Provided records ::
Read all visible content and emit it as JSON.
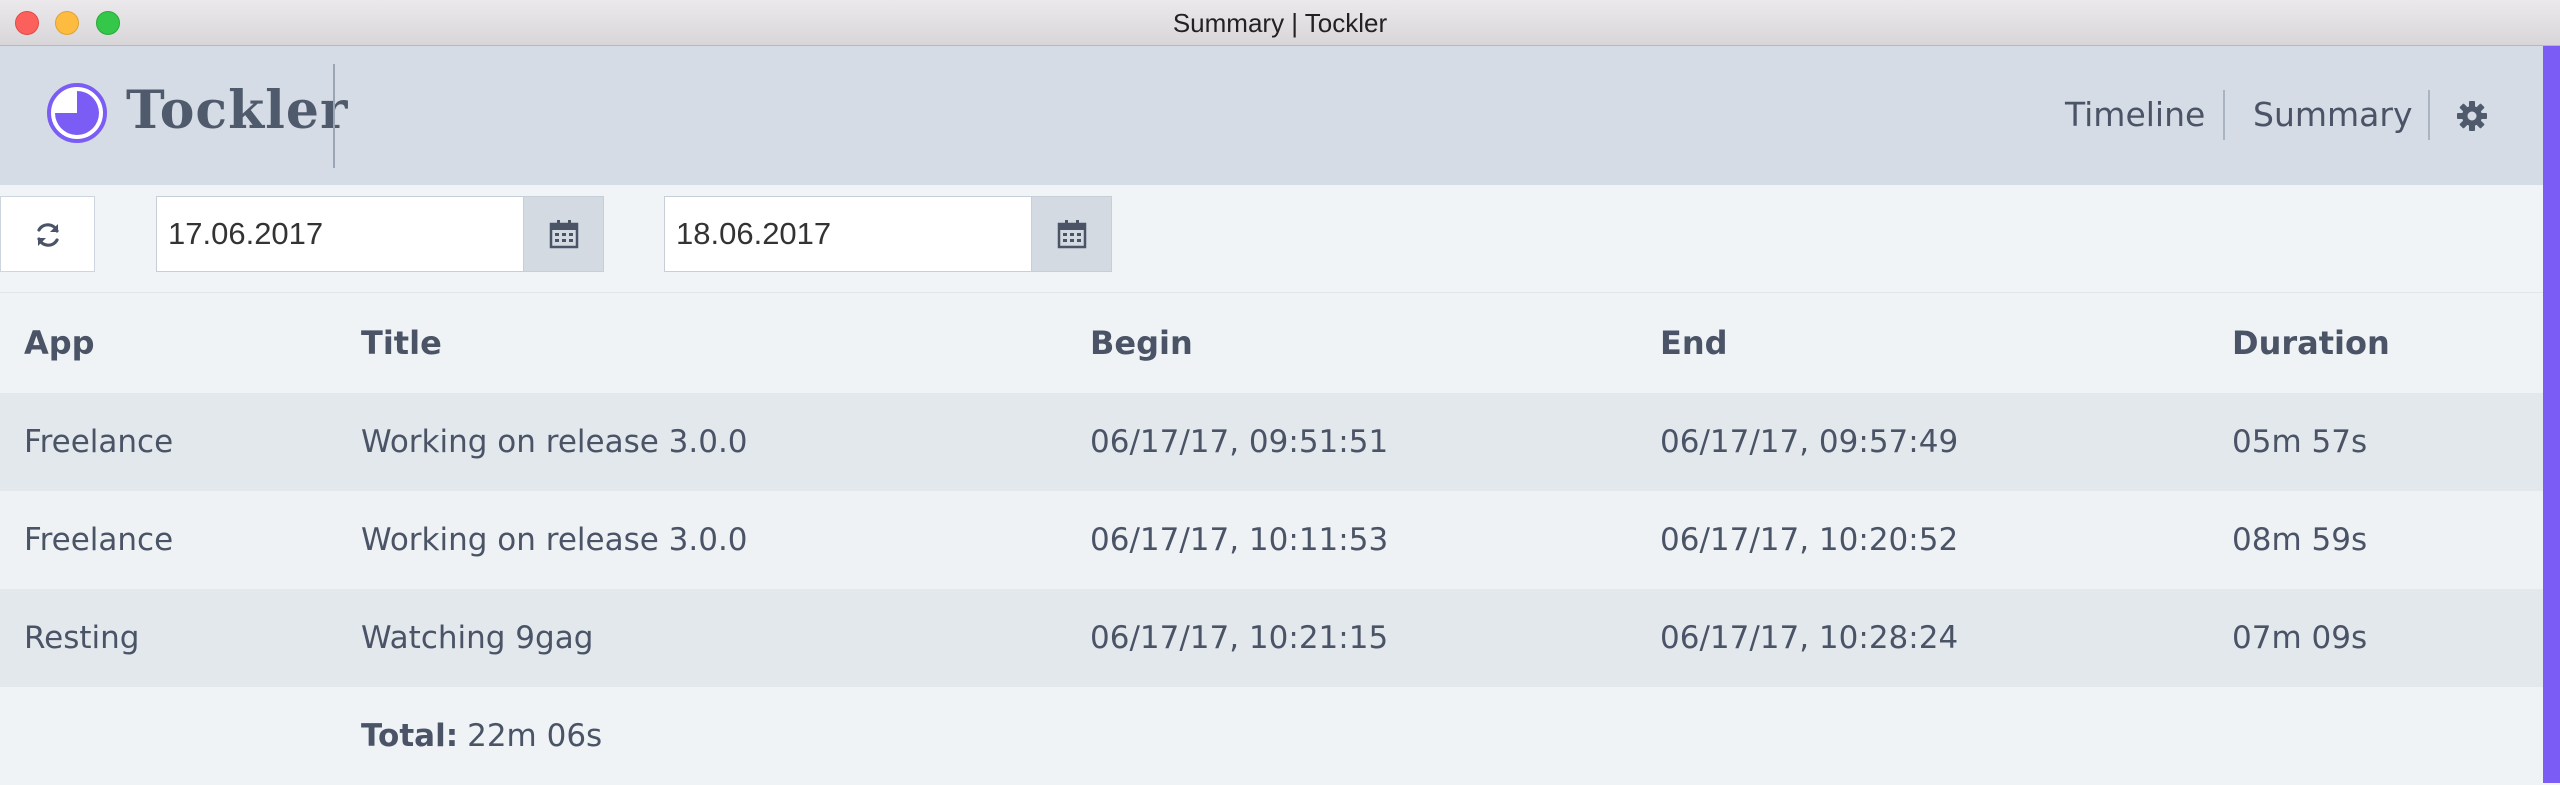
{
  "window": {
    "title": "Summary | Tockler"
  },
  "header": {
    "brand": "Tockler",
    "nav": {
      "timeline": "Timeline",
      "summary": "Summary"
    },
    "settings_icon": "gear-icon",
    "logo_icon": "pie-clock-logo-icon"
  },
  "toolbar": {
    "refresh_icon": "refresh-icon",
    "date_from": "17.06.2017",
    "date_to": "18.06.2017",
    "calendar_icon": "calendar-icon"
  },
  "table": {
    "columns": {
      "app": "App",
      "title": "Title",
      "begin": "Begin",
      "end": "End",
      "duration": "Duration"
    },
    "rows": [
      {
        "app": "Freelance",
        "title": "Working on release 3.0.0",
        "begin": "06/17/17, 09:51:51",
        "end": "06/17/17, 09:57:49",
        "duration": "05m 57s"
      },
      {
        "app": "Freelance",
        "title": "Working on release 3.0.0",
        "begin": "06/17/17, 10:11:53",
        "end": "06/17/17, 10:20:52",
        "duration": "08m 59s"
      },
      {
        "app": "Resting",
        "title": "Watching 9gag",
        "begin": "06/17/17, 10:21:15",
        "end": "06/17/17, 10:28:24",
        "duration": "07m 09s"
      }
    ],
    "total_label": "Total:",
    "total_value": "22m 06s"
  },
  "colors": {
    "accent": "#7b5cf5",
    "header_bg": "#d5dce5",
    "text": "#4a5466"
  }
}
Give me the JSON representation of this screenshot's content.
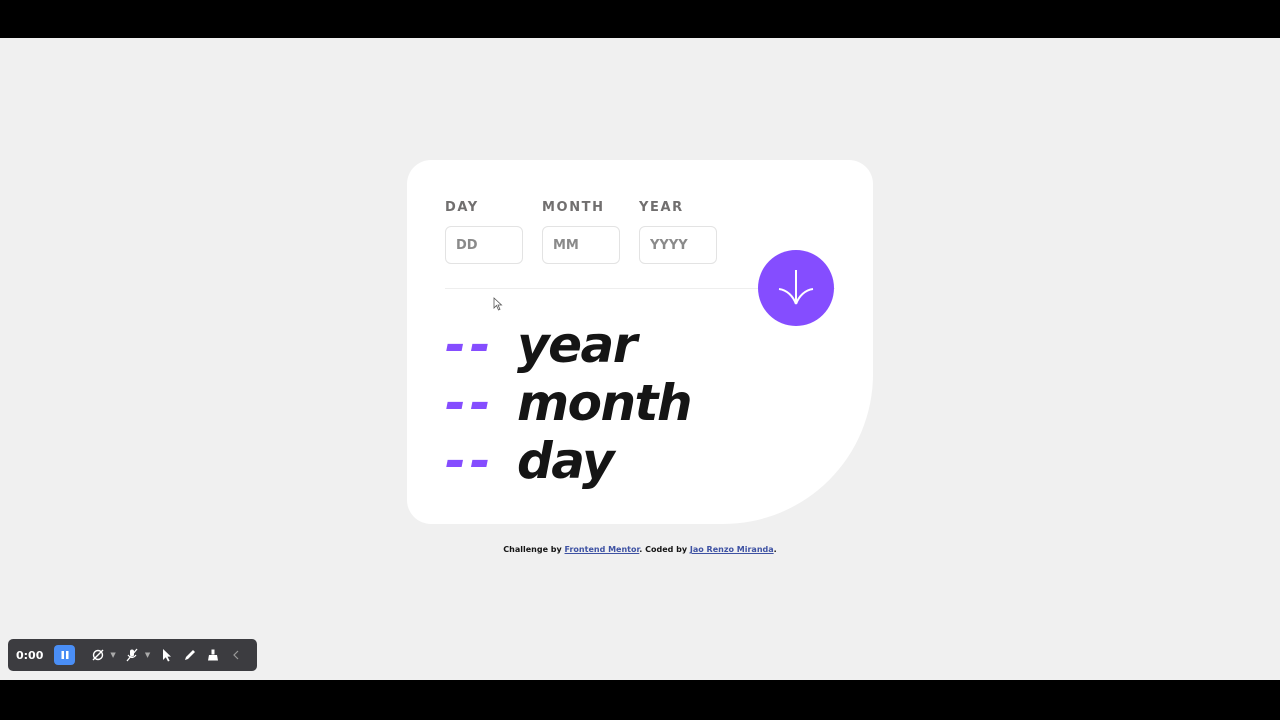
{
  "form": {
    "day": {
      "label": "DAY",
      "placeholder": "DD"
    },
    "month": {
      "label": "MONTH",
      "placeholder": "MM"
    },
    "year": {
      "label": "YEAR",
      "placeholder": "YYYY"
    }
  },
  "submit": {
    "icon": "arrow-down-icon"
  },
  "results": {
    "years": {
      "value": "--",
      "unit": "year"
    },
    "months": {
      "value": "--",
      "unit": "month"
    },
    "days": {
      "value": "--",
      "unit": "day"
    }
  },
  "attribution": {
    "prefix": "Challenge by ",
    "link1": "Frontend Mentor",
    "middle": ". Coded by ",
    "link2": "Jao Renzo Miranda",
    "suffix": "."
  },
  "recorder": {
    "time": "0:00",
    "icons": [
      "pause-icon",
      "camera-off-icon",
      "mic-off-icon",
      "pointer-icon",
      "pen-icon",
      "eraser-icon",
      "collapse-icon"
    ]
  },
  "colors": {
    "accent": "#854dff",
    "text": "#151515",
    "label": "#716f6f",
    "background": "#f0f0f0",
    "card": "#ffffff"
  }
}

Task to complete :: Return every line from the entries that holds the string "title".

Worked solution ::
    "title": "Summary | Tockler"
      "title": "Title",
        "title": "Working on release 3.0.0",
        "title": "Working on release 3.0.0",
        "title": "Watching 9gag",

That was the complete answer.